We’re on one of our big buying trips into the mountains in the north and down to the edges of the desert in the south. As usual, it is Mo who leads these lengthy expeditions, and it is he who has the best eye for the painstaking originality that is at the heart of a handmade tribal carpet’s desirability. Both Arabic and the ancient Berber language are mother tongue for him, and he speaks with weavers and their families to understand the history of each carpet he buys and to learn about the weaver and the tribe she belonged to. You’ll know that it is our style to buy Berber carpets in a very personal way, with long trips into the country, avoiding cities that are thick with carpet sharks. It also means we can pay families directly and fairly.

 A Berber friend leads us into a small village in the snow capped mounatains

A Berber friend leads us into a small village in the snow capped mounatains
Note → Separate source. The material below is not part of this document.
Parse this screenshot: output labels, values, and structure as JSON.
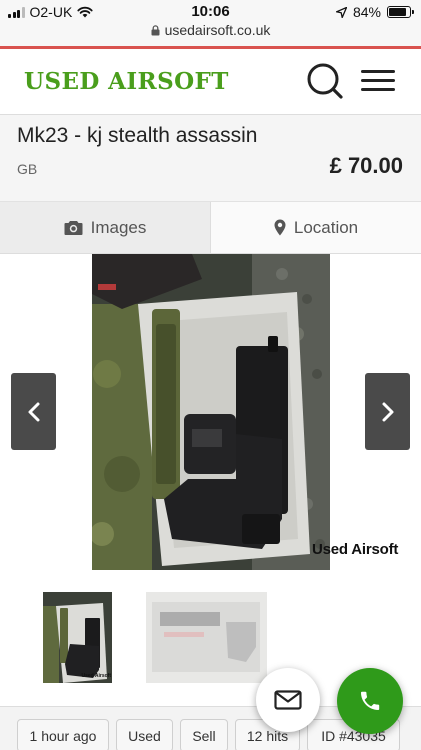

What are we looking for? As poor-quality copies continue to invade the market, we are looking for the earthy evocation of true creative spirt and the finest weaving skills showcased in traditional Berber carpets. With each year that passes, this becomes harder to find. We visit different regions, where each tribe weaves a different style according to the Berber cultural traditions of that area and the weaver's own creativity. You can see this huge variation in the wide range of carpets and textiles we bring to our website. We particularly desire rugs that have been produced exclusively for personal use.

 The carpets we find are slowly brought down from the villages, along long and bumpy roads

The carpets we find are slowly brought down from the villages, along long and bumpy roads

Often, a trip means travel on a mule; at other times, we walk for hours to reach isolated Berber villages. Berber families are unfailingly welcoming and generous with what they have, always offering tea and bread and usually food and a bed for the night. Some traditional Berber homes are built with wood and mud, and with a lit stove, they are the cosiest places to spend the night.

 Carpet are repared, and some are trimmed to ensure the pile is soft and silky

Carpet are repared, and some are trimmed to ensure the pile is soft and silky

We travel back slowly from these trips, and then each carpet is carefully hand washed in water and dried in the sun. Then, the carpet undergoes any restoration that is required. Of course, it is likely that original vintage carpets that have been well-loved family items may have some damage,  little drops of wax from candles, or henna spots from where women have sat to paint their hands and feet. We repair what we can, but leave the rest as a sign of a well lived life.

 Vintage carpets are packed and then begin their journey to Maroc Tribal's base in the UK

Vintage carpets are packed and then begin their journey to Maroc Tribal's base in the UK

It can take days before we’re ready to pack each carpet and send them on to the next stage in their long lives – their journey here to London – following which they are shipped worldwide to their new owners.

 A 1950s Ait Seghrouchen tribal carpet in an Essex barn conversion

A 1950s Ait Seghrouchen tribal carpet in an Essex barn conversion